Thursday, September 16, 2021

Closure of Foreign Owned Chinese Shipyard Sees Street Protests and Possible Political Come Back

Twenty Five Years After Original Deal Company Pulls Out
Shipping News Feature

CHINA – SOUTH KOREA – Whilst the old guard of international ship builders have looked on jealously as virtually the entire industry defected to Asia, it seems all is not well, at least in one part of that market.

Flexibility, politics and profits are all contributory factors in a chilling of relationships which sees Samsung Heavy Industries, a perennial loss maker, close its Ningbo shipyard, the first such establishment ever opened in China by a foreign entity.

Time has caught up with the yard which is geared up to produce older style vessels rather than the current demand for environmentally advanced ships such as LNG carriers. In recent years the South Koreans have shipped raw materials, duty free, into China with the Ningbo facility building these into modular units which were returned to Korea for assembly into vessels.

Recently the Chinese authorities have apparently been pressing for a higher proportion of home supplied raw materials to go into the constructions, something strongly resisted by Samsung. Meanwhile the company has taken the view that a return to profitability means consolidation at home and South Korea is set to surpass annual Chinese ship production within months.

Add to this mix that Ningbo has lost money for Samsung of late and the decision was made to shift any useful materials to another China based facility and shut up shop, a decision that has not gone down well with the Chinese authorities, and particularly the workers who were due to sign redundancy agreements this week.

Instead many of the near 5,000 strong workforce demonstrated outside the yard, refusing to sign and demanding better terms as they videoed the event.
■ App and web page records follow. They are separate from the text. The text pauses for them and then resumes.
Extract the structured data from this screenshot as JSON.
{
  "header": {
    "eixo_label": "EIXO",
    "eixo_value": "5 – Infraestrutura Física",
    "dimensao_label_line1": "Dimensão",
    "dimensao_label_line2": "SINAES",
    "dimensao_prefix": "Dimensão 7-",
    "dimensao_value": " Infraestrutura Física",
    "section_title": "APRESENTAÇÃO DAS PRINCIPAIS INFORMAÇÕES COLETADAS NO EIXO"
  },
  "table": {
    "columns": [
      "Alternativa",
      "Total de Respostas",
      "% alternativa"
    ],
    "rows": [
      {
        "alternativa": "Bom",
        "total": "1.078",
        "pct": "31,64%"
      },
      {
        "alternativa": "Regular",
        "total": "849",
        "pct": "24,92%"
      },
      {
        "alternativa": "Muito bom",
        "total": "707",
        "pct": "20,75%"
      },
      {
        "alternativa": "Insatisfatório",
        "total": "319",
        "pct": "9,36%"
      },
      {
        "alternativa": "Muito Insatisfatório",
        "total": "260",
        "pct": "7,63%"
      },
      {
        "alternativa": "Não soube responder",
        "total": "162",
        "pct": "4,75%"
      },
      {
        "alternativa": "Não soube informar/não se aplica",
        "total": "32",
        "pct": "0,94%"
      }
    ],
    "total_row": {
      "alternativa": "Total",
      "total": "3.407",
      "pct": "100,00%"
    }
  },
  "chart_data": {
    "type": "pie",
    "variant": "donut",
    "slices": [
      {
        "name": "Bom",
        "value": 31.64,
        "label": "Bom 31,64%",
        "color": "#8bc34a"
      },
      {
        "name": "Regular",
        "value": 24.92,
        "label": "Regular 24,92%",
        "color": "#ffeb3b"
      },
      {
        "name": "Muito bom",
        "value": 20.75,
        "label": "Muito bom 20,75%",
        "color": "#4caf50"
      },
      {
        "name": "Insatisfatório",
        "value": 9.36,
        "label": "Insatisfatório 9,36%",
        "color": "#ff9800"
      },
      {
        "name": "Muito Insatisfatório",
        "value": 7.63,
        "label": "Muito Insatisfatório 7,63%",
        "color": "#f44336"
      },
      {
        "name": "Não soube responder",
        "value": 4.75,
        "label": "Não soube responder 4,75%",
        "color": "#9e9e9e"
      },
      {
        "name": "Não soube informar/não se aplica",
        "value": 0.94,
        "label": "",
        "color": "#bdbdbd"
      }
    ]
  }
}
The company offer, allegedly a month’s pay for each full year worked plus three extra months, has been rejected by staff, many of whom have more than a decade of service.

It has been said that the local authorities have already signed an agreement with Samsung to take on the 200 acre site for redevelopment as the area becomes part of the surrounding chemical industry complex. Samsung first opened the site in 1995 but the latest news comes as China state control undertakes the merging of the country’s two biggest shipbuilders.

The country’s two largest ship builders, China Shipbuilding Industry Corp. (CSIC) and China State Shipbuilding Corp. (CSSC), and presumably their various subsidiary companies, will be merged under the massive China Shipping Group banner in a plan passed by state authorities which own all three parties.

Now it remains to be seen, not only how strike action by the Ningbo workers is dealt with, but what effect the overall situation has on Chinese/Korean relations.